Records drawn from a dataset

********

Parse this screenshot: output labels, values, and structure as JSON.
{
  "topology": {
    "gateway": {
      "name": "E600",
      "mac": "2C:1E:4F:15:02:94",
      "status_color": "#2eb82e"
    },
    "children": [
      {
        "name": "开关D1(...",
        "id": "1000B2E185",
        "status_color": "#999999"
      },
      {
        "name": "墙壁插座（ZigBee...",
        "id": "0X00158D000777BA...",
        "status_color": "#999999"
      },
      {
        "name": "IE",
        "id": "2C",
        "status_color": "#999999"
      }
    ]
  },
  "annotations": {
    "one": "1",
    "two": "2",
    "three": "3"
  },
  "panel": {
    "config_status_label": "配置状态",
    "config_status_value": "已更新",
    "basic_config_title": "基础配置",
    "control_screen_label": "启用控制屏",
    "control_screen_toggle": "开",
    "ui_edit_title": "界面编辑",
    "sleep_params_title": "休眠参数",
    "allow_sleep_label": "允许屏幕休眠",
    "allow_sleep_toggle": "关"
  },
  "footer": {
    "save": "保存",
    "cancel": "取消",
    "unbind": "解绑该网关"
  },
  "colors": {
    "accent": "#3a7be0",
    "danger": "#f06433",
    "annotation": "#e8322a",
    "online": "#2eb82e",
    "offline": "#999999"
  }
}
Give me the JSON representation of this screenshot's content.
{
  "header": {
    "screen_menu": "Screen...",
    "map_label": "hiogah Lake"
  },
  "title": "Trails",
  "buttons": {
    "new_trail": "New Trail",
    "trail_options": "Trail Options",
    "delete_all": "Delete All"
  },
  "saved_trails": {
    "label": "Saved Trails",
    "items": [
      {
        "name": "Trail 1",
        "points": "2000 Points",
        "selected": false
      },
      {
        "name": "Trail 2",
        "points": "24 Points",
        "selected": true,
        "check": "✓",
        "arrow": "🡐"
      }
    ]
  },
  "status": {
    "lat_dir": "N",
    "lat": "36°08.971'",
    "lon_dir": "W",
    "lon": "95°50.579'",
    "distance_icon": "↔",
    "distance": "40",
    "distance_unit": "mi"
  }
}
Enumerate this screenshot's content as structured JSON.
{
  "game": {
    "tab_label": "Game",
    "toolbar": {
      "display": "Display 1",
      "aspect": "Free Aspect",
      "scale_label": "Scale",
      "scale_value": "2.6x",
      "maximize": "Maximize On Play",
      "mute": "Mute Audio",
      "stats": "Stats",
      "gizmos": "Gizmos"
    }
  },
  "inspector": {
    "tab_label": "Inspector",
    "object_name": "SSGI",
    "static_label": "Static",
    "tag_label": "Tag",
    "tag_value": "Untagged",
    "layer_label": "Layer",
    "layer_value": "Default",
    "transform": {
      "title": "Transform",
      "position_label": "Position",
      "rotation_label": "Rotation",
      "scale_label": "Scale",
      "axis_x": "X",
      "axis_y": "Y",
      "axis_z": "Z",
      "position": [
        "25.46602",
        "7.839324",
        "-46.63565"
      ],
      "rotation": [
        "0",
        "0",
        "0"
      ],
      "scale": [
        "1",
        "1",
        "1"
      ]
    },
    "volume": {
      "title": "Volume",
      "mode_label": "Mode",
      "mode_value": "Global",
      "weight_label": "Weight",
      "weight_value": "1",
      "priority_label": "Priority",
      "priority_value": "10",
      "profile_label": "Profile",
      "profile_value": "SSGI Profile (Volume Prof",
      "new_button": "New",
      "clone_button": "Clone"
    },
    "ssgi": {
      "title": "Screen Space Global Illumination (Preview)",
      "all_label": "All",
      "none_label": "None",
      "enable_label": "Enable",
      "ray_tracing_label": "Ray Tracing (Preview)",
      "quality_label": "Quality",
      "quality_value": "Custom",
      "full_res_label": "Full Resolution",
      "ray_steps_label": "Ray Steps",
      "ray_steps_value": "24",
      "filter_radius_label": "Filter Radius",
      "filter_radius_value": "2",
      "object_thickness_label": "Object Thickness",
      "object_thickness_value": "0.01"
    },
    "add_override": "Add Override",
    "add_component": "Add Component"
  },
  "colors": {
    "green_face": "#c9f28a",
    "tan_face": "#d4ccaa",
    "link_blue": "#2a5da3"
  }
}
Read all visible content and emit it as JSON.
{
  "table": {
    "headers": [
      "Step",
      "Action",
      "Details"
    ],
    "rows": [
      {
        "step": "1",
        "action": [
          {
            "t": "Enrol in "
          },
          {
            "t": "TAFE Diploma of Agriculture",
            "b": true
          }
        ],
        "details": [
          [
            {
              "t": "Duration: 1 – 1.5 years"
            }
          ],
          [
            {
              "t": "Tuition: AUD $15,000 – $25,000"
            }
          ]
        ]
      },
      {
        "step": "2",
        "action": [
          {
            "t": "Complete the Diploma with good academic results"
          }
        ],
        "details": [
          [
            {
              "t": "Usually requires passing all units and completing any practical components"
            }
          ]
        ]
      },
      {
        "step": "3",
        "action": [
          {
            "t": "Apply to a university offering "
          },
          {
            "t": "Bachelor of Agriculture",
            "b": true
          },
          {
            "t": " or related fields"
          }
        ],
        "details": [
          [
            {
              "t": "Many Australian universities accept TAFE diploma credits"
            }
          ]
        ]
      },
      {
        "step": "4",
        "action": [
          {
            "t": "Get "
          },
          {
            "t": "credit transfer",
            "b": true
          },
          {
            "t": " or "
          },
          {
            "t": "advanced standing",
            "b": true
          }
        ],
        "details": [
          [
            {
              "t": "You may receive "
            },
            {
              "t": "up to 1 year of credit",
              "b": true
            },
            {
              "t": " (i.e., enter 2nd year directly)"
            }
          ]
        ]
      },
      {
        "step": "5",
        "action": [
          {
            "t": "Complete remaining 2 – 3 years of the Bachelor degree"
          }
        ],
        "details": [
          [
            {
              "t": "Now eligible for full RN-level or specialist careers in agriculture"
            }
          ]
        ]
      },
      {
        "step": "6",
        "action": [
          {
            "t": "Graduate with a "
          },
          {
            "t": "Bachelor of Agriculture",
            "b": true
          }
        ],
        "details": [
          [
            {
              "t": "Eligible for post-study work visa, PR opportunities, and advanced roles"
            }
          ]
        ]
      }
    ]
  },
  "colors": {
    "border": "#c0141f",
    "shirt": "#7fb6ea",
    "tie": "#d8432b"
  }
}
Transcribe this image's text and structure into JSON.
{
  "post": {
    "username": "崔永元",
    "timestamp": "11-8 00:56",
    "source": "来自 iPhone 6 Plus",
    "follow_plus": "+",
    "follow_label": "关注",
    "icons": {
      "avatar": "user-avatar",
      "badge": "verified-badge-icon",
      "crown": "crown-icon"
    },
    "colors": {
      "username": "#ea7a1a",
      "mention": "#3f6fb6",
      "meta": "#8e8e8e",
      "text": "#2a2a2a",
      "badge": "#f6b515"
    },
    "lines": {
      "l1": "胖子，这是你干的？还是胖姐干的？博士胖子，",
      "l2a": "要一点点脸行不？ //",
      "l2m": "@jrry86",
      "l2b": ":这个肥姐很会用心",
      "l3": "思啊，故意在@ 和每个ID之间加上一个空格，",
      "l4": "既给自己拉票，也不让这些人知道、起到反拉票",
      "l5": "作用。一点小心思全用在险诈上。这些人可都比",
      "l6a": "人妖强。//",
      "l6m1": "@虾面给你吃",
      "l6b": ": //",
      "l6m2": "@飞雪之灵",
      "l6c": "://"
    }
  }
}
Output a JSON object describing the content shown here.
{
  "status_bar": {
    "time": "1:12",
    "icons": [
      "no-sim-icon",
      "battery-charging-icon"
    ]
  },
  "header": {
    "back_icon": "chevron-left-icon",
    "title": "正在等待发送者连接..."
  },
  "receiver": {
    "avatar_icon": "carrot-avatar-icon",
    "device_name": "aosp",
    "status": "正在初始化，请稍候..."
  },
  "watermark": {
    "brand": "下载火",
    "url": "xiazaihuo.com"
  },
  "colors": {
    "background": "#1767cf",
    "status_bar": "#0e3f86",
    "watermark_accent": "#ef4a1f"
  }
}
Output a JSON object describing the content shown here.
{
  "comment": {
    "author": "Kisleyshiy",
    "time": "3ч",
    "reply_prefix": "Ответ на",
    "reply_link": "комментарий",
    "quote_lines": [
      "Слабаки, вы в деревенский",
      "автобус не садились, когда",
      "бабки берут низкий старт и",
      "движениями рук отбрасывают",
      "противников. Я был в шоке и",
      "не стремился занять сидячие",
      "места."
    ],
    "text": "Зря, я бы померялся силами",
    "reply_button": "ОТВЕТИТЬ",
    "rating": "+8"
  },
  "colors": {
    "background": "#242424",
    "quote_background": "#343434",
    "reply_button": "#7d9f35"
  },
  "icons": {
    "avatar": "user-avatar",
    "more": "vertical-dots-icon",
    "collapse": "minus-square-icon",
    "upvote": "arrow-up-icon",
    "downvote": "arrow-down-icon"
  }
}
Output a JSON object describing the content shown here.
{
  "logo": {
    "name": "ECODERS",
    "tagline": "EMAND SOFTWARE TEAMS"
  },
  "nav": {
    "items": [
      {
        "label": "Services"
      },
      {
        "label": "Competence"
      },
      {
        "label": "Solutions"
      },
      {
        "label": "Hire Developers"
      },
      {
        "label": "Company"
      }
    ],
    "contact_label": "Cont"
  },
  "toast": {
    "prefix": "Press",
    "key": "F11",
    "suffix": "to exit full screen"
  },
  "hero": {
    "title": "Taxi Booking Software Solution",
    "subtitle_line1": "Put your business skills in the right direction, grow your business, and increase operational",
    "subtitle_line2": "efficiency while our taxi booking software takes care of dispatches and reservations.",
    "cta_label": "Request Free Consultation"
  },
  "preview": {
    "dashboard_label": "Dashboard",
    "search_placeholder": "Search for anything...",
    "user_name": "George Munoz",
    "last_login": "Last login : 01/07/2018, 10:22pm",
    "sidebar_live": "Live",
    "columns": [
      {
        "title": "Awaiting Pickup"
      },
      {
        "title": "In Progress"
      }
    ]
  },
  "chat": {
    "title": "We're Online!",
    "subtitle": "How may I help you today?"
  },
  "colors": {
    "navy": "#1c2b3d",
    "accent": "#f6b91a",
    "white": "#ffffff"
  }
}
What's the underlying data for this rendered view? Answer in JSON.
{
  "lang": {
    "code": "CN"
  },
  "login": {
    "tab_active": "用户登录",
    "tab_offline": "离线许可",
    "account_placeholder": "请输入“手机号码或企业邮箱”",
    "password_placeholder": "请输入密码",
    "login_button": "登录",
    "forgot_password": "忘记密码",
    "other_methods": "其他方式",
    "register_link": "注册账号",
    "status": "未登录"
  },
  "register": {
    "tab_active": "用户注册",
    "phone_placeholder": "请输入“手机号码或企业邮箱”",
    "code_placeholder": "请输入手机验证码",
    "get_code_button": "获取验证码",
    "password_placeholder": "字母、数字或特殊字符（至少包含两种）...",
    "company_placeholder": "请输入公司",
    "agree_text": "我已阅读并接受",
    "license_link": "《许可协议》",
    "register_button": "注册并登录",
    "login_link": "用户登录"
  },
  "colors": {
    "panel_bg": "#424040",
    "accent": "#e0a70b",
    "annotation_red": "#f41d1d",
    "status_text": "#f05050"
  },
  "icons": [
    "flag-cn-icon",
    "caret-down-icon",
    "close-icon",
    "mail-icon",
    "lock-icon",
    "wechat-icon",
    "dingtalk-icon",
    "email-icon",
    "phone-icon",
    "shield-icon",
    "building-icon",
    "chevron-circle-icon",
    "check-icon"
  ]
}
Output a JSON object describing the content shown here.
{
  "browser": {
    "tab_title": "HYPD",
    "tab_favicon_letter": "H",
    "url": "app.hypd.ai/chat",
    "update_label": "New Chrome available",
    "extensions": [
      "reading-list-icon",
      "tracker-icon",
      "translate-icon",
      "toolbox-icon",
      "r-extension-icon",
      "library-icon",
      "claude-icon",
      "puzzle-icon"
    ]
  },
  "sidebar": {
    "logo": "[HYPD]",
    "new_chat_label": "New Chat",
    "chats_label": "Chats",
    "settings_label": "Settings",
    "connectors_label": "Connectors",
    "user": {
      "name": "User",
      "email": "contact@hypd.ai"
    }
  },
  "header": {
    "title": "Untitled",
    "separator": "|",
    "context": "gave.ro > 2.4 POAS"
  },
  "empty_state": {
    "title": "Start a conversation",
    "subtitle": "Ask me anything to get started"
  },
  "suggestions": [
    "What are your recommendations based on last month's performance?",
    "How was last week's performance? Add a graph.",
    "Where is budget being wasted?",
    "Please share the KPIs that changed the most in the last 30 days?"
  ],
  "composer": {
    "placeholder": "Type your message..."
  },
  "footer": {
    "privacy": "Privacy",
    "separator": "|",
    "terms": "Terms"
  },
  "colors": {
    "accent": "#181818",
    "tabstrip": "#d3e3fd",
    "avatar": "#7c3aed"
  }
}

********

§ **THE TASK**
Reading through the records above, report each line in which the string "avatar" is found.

§ **PROBLEM SOLUTION**
      "avatar": "user-avatar",
    "avatar_icon": "carrot-avatar-icon",
    "avatar": "user-avatar",
    "avatar": "#7c3aed"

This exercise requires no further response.